Hard-left U.S. Rep. Pramila Jayapal of Washington state, who penned a nasty Washington Post column this week, should learn some things from West Virginia’s U.S. Sen. Joe Manchin and from the late, legendary Sens. Bob Dole and John McCain.

This also means she should listen to what she herself said just a week ago.

Jayapal, who leads the misnamed Congressional Progressive Caucus, spent most of the year pushing hard-line tactics in favor of the radical Build Back Better boondoggle that would spend the federal government into oblivion while giving major benefits to special interests. Now, enraged that Manchin has refused to kowtow to fellow Democrats’ BBB demands, Jayapal accuses the West Virginian of reneging on “commitments,” and it proposes an end-run around his opposition. Jayapal says President Joe Biden should simply dictate numerous provisions of BBB via “executive actions.”

Granted, the congresswoman also says her left-wing caucus “will continue to work toward legislation for Build Back Better, focused on keeping it as close to the agreed-upon framework as possible.” Yet her overall message was one of impatience and of desire for “progressive” rule by whatever method, including edict if necessary. Tellingly, she lamented that “low-hanging bipartisan provisions were prioritized over the transformational.”

If Jayapal doesn’t like having “bipartisan provisions” be “prioritized over the transformational,” she should work in the government of another country with a different constitution. Our Constitution was deliberately and wisely designed to prioritize consensus rather than transformation, change that’s incremental rather than revolutionary, delivered via deliberation rather than diktat.

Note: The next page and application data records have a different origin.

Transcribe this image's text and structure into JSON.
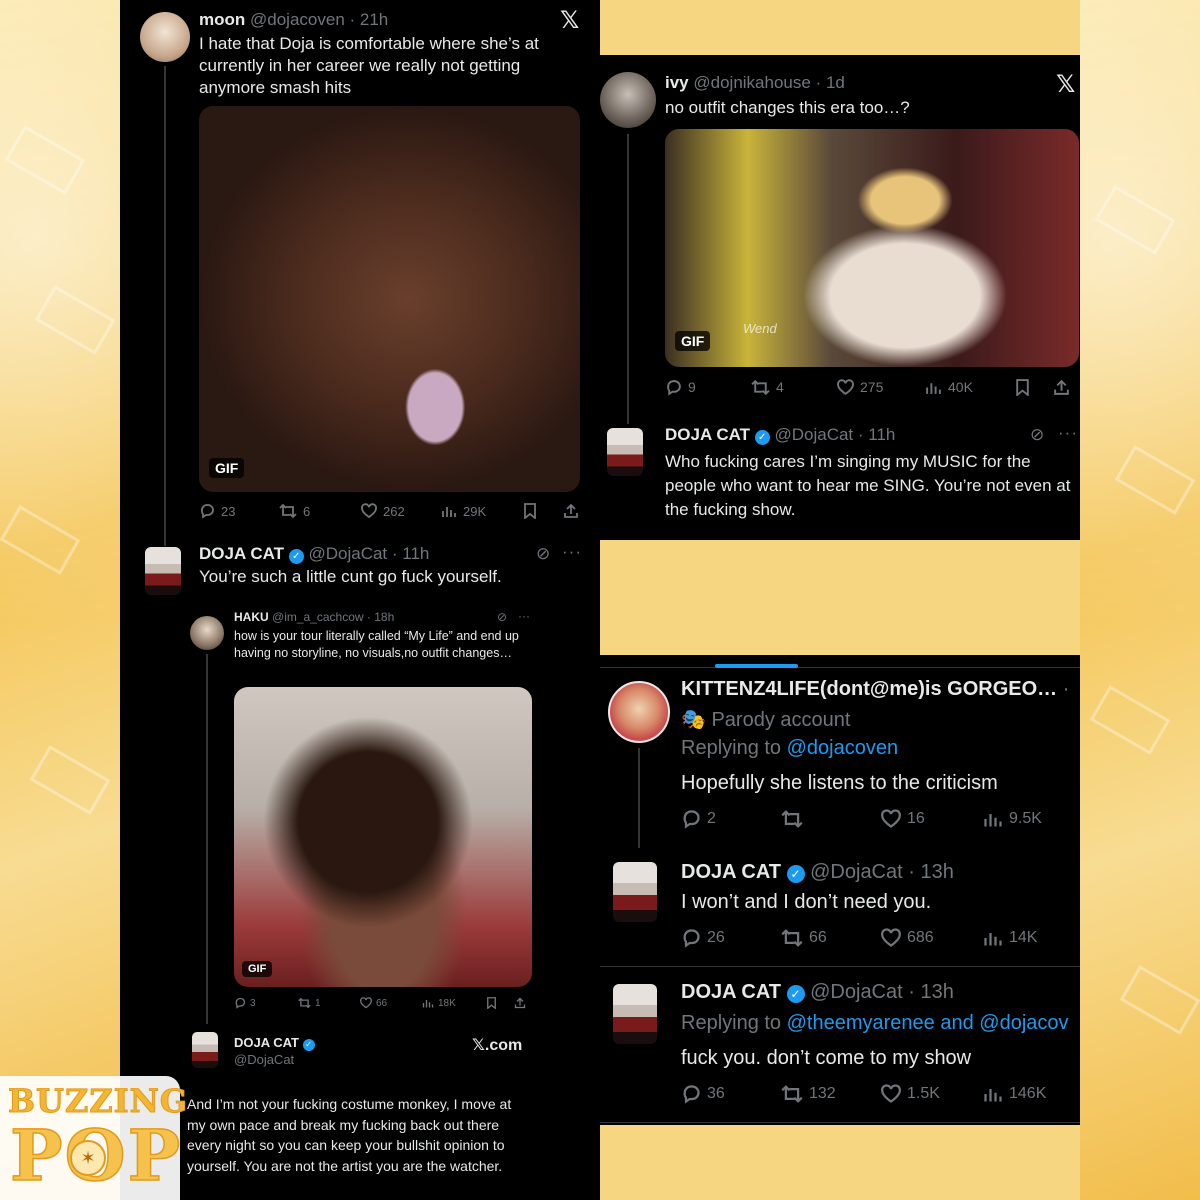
{
  "brand": {
    "line1": "BUZZING",
    "line2": "POP"
  },
  "tweet_moon": {
    "name": "moon",
    "handle": "@dojacoven",
    "time": "21h",
    "text": "I hate that Doja is comfortable where she’s at currently in her career we really not getting anymore smash hits",
    "media_badge": "GIF",
    "stats": {
      "replies": "23",
      "retweets": "6",
      "likes": "262",
      "views": "29K"
    }
  },
  "reply_doja_1": {
    "name": "DOJA CAT",
    "handle": "@DojaCat",
    "time": "11h",
    "text": "You’re such a little cunt go fuck yourself."
  },
  "quoted_haku": {
    "name": "HAKU",
    "handle": "@im_a_cachcow",
    "time": "18h",
    "text": "how is your tour literally called “My Life” and end up having no storyline, no visuals,no outfit changes…",
    "media_badge": "GIF",
    "stats": {
      "replies": "3",
      "retweets": "1",
      "likes": "66",
      "views": "18K"
    }
  },
  "reply_doja_2": {
    "name": "DOJA CAT",
    "handle": "@DojaCat",
    "source": "𝕏.com",
    "text": "And I’m not your fucking costume monkey, I move at my own pace and break my fucking back out there every night so you can keep your bullshit opinion to yourself. You are not the artist you are the watcher."
  },
  "tweet_ivy": {
    "name": "ivy",
    "handle": "@dojnikahouse",
    "time": "1d",
    "text": "no outfit changes this era too…?",
    "media_badge": "GIF",
    "media_caption": "Wend",
    "stats": {
      "replies": "9",
      "retweets": "4",
      "likes": "275",
      "views": "40K"
    }
  },
  "reply_doja_3": {
    "name": "DOJA CAT",
    "handle": "@DojaCat",
    "time": "11h",
    "text": "Who fucking cares I’m singing my MUSIC for the people who want to hear me SING. You’re not even at the fucking show."
  },
  "tweet_kittenz": {
    "name": "KITTENZ4LIFE(dont@me)is GORGEO…",
    "badge": "Parody account",
    "replying_label": "Replying to",
    "replying_to": "@dojacoven",
    "text": "Hopefully she listens to the criticism",
    "stats": {
      "replies": "2",
      "likes": "16",
      "views": "9.5K"
    }
  },
  "reply_doja_4": {
    "name": "DOJA CAT",
    "handle": "@DojaCat",
    "time": "13h",
    "text": "I won’t and I don’t need you.",
    "stats": {
      "replies": "26",
      "retweets": "66",
      "likes": "686",
      "views": "14K"
    }
  },
  "reply_doja_5": {
    "name": "DOJA CAT",
    "handle": "@DojaCat",
    "time": "13h",
    "replying_label": "Replying to",
    "replying_to": "@theemyarenee and @dojacov",
    "text": "fuck you. don’t come to my show",
    "stats": {
      "replies": "36",
      "retweets": "132",
      "likes": "1.5K",
      "views": "146K"
    }
  },
  "colors": {
    "background": "#000000",
    "text": "#e7e9ea",
    "muted": "#71767b",
    "accent": "#1d9bf0",
    "brand": "#f2b632"
  }
}
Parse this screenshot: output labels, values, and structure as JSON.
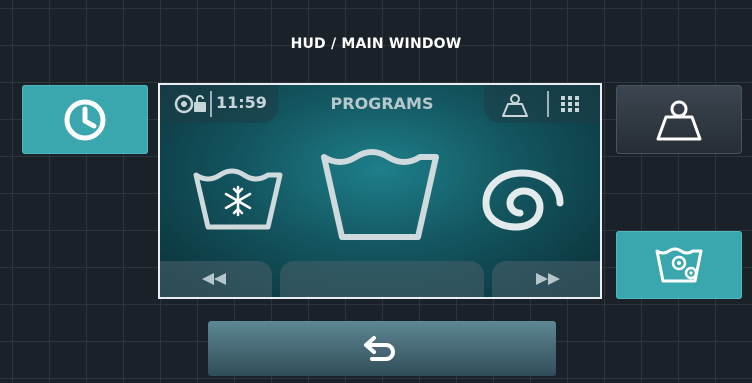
{
  "header": {
    "title": "HUD / MAIN WINDOW"
  },
  "left_panel": {
    "timer_button_icon": "clock-icon"
  },
  "right_panel": {
    "weight_button_icon": "weight-icon",
    "settings_button_icon": "wash-settings-icon"
  },
  "screen": {
    "status_icon": "lock-key-icon",
    "time": "11:59",
    "title": "PROGRAMS",
    "right_icons": [
      "weight-icon",
      "grid-menu-icon"
    ],
    "programs": [
      {
        "icon": "cold-wash-icon"
      },
      {
        "icon": "wash-tub-icon"
      },
      {
        "icon": "spin-icon"
      }
    ],
    "nav": {
      "prev_icon": "rewind-icon",
      "next_icon": "fast-forward-icon"
    }
  },
  "footer": {
    "back_icon": "return-arrow-icon"
  },
  "colors": {
    "accent": "#3aa7ae",
    "background": "#1b2128",
    "screen": "#13555f"
  }
}
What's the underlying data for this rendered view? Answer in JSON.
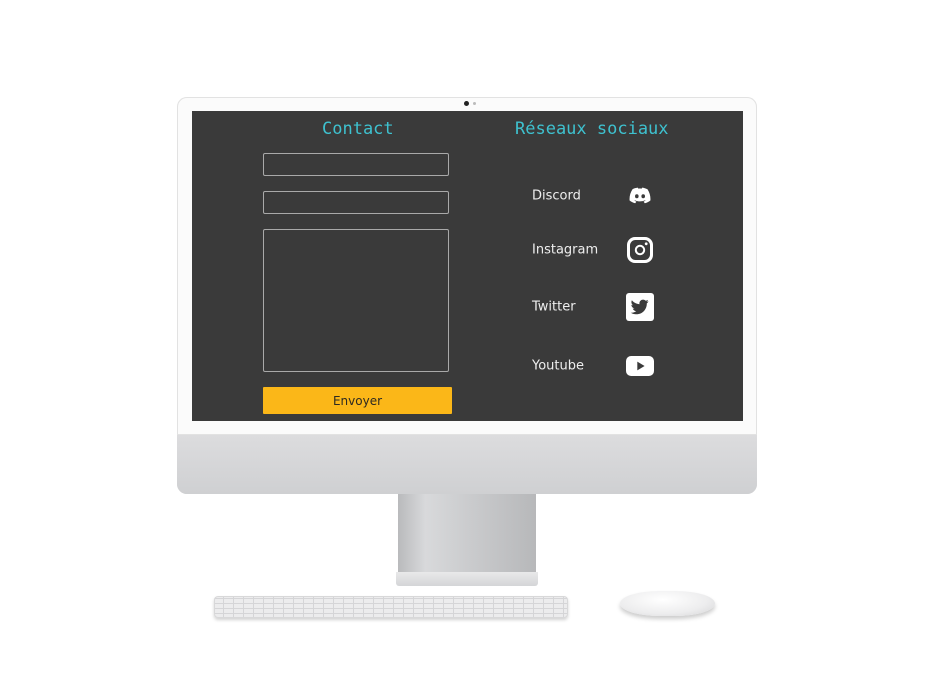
{
  "contact": {
    "title": "Contact",
    "send_label": "Envoyer"
  },
  "social": {
    "title": "Réseaux sociaux",
    "items": [
      {
        "label": "Discord",
        "icon": "discord-icon"
      },
      {
        "label": "Instagram",
        "icon": "instagram-icon"
      },
      {
        "label": "Twitter",
        "icon": "twitter-icon"
      },
      {
        "label": "Youtube",
        "icon": "youtube-icon"
      }
    ]
  },
  "colors": {
    "background": "#3a3a3a",
    "heading": "#3ec1cf",
    "button": "#fbb718",
    "text": "#eeeeee"
  }
}
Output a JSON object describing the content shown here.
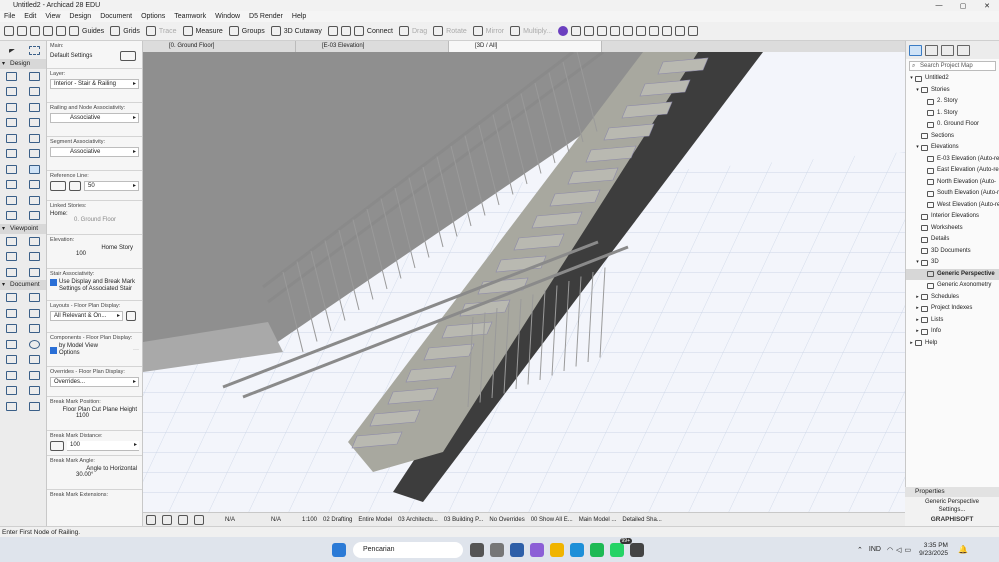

And that’s the message Biden himself ran on: bipartisan cooperation, a return to “normal,” a rejection of radical change. He won the Democratic nomination as the only top-tier candidate talking that way, and he won swing voters against Donald Trump by promising as much.

Biden, Jayapal, and their fellow partisans tried all year to jam BBB down the nation’s collective throat. Despite having a president who barely won, with a tiny House majority and a 50-50 Senate split, they acted as if they had a mandate for “transformational change.” They held no hearings on BBB. They tried the almost-unprecedented tactic of passing it as the second bill of the year using an expedited parliamentary procedure known as “reconciliation” that is ordinarily used only once per annum. They barely tried to secure Republican votes. Rather than negotiate between parties, they “negotiated” (or “fought”) only amongst themselves — the Left against the far Left.

This is not the way the U.S. republic is designed to work. This is not how it has ever worked well. What works, quite well over time, is evolutionary change achieved through “regular order.”

That’s what Manchin is rightly demanding: regular order. Break the behemoth of a bill into manageable chunks. Hold hearings on those chunks. Accept well-meaning amendments, based on what is learned from the hearings, to make the chunks better. Look to willing Republicans, such as Utah’s U.S. Sen. Mitt Romney, who is trying to achieve some of the Democrats’ ends by melding several of their ideas with some offered by conservative think tanks. (I am not endorsing Romney’s approach; this is just a “for instance.”)

This ideal of regular order is what onetime Democratic vice-presidential nominee Joe Lieberman is calling for. It’s what former Republican presidential nominee Dole asked for in his final column. And former Republican presidential nominee McCain begged for the same in his great, final Senate floor speech, calling for “incremental progress, compromises that each side criticize but also accept.”

Abandon the air of crisis and apocalypse. Show some humility. Take the long view. Win partial victories now, and then come back for more. And respect the possibility that your solutions might actually be wrong, and that wisdom advises a degree of caution.

Oddly enough, Jayapal let her guard down a week ago and showed she understands this is how things are supposed to work. In an interview with Washington Post columnist Greg Sargent, she suggested that Senate Democrats should take each major individual part of BBB and “hold votes on each item, to get Manchin to commit one way or the other. That could lead to an endgame in which a stripped-down BBB is negotiated.” She said she may even be willing to have Manchin take pieces out of the larger bill and “then vote on a bill that has the rest of it.”

Gee, what took her so long? This is exactly what Manchin, echoing Lieberman, Dole, and McCain, always has said is the best way forward.

But that was just an unusual moment of clarity from Jayapal. Now, a week later, she is back with ultimata and proposals for Biden to legislate by edict. In doing so, she mimics hard-line House conservatives who have often killed good legislation because it wasn’t (in their minds) quite perfect.

Jayapal and all hard-liners on both sides are not acting in “the American way.” In acting as they do, they undermine this great American representative experiment.